**What you should do**
Pull every line with the word "caption" out of the entries below.

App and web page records
* * * * * * * * *

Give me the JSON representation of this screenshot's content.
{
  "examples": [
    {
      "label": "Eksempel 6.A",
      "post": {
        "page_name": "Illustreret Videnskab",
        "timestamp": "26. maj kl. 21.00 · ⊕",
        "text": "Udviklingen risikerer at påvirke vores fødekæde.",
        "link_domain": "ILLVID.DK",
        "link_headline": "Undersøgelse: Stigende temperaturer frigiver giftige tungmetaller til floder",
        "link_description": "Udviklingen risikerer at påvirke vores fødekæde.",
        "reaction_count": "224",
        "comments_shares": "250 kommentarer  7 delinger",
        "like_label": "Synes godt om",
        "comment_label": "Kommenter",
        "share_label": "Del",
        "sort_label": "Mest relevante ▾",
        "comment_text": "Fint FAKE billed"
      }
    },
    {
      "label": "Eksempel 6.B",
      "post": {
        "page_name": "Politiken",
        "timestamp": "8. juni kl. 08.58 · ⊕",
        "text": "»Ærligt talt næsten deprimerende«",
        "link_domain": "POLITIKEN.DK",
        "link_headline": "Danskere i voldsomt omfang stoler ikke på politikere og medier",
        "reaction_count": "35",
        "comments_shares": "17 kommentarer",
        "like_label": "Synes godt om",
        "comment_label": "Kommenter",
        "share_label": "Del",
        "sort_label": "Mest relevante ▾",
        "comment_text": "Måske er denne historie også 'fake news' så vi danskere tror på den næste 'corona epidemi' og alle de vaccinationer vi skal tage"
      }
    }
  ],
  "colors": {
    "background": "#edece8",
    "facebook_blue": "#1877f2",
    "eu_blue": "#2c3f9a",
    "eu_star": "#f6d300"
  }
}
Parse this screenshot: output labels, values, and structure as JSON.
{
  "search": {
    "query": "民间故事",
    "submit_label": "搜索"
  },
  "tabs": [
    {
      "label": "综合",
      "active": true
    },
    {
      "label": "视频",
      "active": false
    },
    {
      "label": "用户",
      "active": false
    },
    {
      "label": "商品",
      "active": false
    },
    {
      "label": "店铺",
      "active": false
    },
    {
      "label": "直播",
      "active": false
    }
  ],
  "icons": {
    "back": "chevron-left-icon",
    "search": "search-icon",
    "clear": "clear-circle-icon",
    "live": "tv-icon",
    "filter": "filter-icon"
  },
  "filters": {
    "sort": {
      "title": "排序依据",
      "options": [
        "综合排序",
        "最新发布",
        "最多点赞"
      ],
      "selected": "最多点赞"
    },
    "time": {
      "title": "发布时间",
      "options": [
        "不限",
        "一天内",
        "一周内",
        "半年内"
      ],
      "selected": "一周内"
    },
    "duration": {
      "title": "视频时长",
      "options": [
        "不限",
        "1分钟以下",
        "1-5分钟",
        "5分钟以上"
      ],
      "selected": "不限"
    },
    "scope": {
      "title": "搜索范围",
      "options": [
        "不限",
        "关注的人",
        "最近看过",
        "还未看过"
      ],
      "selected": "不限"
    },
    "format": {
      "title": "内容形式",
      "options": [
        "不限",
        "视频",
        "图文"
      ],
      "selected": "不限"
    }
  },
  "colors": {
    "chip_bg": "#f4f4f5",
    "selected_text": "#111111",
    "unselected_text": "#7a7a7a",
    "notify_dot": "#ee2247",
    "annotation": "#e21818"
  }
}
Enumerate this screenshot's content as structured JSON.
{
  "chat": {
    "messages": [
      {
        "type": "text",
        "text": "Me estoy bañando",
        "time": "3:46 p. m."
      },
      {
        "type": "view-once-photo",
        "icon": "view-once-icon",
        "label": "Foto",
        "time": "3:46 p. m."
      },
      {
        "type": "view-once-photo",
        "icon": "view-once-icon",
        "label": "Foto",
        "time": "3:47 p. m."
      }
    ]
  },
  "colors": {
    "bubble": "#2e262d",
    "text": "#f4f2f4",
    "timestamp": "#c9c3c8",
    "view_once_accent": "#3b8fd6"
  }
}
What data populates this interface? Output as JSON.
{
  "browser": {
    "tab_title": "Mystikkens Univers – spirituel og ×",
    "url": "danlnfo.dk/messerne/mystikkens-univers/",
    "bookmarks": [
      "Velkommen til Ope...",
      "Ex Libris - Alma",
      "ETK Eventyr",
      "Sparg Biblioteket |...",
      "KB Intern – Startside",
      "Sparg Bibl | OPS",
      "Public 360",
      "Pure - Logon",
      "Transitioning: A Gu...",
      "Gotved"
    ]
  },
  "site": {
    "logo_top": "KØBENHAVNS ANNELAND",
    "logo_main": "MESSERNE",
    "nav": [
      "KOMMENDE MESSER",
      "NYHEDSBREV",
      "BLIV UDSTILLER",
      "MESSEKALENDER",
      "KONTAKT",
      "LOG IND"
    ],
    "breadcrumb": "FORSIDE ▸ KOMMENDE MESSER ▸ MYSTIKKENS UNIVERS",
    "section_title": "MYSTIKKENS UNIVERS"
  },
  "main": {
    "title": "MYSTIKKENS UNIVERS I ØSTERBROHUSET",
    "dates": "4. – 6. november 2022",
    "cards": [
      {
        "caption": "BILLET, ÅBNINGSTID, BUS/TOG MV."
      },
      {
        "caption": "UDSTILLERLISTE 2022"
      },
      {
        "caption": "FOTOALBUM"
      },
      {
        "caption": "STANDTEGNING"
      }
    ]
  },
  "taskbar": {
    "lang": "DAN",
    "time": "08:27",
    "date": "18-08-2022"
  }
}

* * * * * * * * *

**Task result**
        "caption": "BILLET, ÅBNINGSTID, BUS/TOG MV."
        "caption": "UDSTILLERLISTE 2022"
        "caption": "FOTOALBUM"
        "caption": "STANDTEGNING"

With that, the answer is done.